# [YOUR ASSIGNMENT]
Type out the data again, word for word and in full.

□ □ □ □ □

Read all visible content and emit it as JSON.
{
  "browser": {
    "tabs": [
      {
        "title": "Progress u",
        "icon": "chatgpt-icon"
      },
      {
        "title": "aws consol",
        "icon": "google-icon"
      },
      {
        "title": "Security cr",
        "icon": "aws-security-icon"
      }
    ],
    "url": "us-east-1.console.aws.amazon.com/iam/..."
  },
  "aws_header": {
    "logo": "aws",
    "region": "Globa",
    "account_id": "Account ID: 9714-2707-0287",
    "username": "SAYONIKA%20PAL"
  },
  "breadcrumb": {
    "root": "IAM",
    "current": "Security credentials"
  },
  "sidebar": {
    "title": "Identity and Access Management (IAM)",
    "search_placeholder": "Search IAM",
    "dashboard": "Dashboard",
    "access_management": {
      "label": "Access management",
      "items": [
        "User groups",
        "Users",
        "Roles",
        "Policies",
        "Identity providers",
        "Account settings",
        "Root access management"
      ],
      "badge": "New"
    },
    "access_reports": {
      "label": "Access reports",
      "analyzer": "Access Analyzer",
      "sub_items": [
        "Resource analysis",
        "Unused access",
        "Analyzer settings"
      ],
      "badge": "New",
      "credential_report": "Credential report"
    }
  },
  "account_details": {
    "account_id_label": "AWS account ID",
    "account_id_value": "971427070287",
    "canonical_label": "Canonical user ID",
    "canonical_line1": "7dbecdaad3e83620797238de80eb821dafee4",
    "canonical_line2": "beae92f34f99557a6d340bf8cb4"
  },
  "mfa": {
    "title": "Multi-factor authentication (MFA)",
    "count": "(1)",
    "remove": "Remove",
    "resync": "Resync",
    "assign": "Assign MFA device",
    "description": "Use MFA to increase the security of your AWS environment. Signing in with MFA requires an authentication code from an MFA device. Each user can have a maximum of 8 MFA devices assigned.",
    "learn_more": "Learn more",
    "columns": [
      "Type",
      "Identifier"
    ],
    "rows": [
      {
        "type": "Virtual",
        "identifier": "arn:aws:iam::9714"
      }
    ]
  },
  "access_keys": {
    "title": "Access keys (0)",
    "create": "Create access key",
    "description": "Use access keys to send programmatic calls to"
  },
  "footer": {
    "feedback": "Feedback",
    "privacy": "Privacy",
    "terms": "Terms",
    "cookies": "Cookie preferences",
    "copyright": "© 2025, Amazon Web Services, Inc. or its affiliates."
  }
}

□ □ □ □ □

# [RESPONSE TO THIS EXERCISE]
Read all visible content and emit it as JSON.
{
  "browser": {
    "tabs": [
      {
        "title": "Progress u",
        "icon": "chatgpt-icon"
      },
      {
        "title": "aws consol",
        "icon": "google-icon"
      },
      {
        "title": "Security cr",
        "icon": "aws-security-icon"
      }
    ],
    "url": "us-east-1.console.aws.amazon.com/iam/..."
  },
  "aws_header": {
    "logo": "aws",
    "region": "Globa",
    "account_id": "Account ID: 9714-2707-0287",
    "username": "SAYONIKA%20PAL"
  },
  "breadcrumb": {
    "root": "IAM",
    "current": "Security credentials"
  },
  "sidebar": {
    "title": "Identity and Access Management (IAM)",
    "search_placeholder": "Search IAM",
    "dashboard": "Dashboard",
    "access_management": {
      "label": "Access management",
      "items": [
        "User groups",
        "Users",
        "Roles",
        "Policies",
        "Identity providers",
        "Account settings",
        "Root access management"
      ],
      "badge": "New"
    },
    "access_reports": {
      "label": "Access reports",
      "analyzer": "Access Analyzer",
      "sub_items": [
        "Resource analysis",
        "Unused access",
        "Analyzer settings"
      ],
      "badge": "New",
      "credential_report": "Credential report"
    }
  },
  "account_details": {
    "account_id_label": "AWS account ID",
    "account_id_value": "971427070287",
    "canonical_label": "Canonical user ID",
    "canonical_line1": "7dbecdaad3e83620797238de80eb821dafee4",
    "canonical_line2": "beae92f34f99557a6d340bf8cb4"
  },
  "mfa": {
    "title": "Multi-factor authentication (MFA)",
    "count": "(1)",
    "remove": "Remove",
    "resync": "Resync",
    "assign": "Assign MFA device",
    "description": "Use MFA to increase the security of your AWS environment. Signing in with MFA requires an authentication code from an MFA device. Each user can have a maximum of 8 MFA devices assigned.",
    "learn_more": "Learn more",
    "columns": [
      "Type",
      "Identifier"
    ],
    "rows": [
      {
        "type": "Virtual",
        "identifier": "arn:aws:iam::9714"
      }
    ]
  },
  "access_keys": {
    "title": "Access keys (0)",
    "create": "Create access key",
    "description": "Use access keys to send programmatic calls to"
  },
  "footer": {
    "feedback": "Feedback",
    "privacy": "Privacy",
    "terms": "Terms",
    "cookies": "Cookie preferences",
    "copyright": "© 2025, Amazon Web Services, Inc. or its affiliates."
  }
}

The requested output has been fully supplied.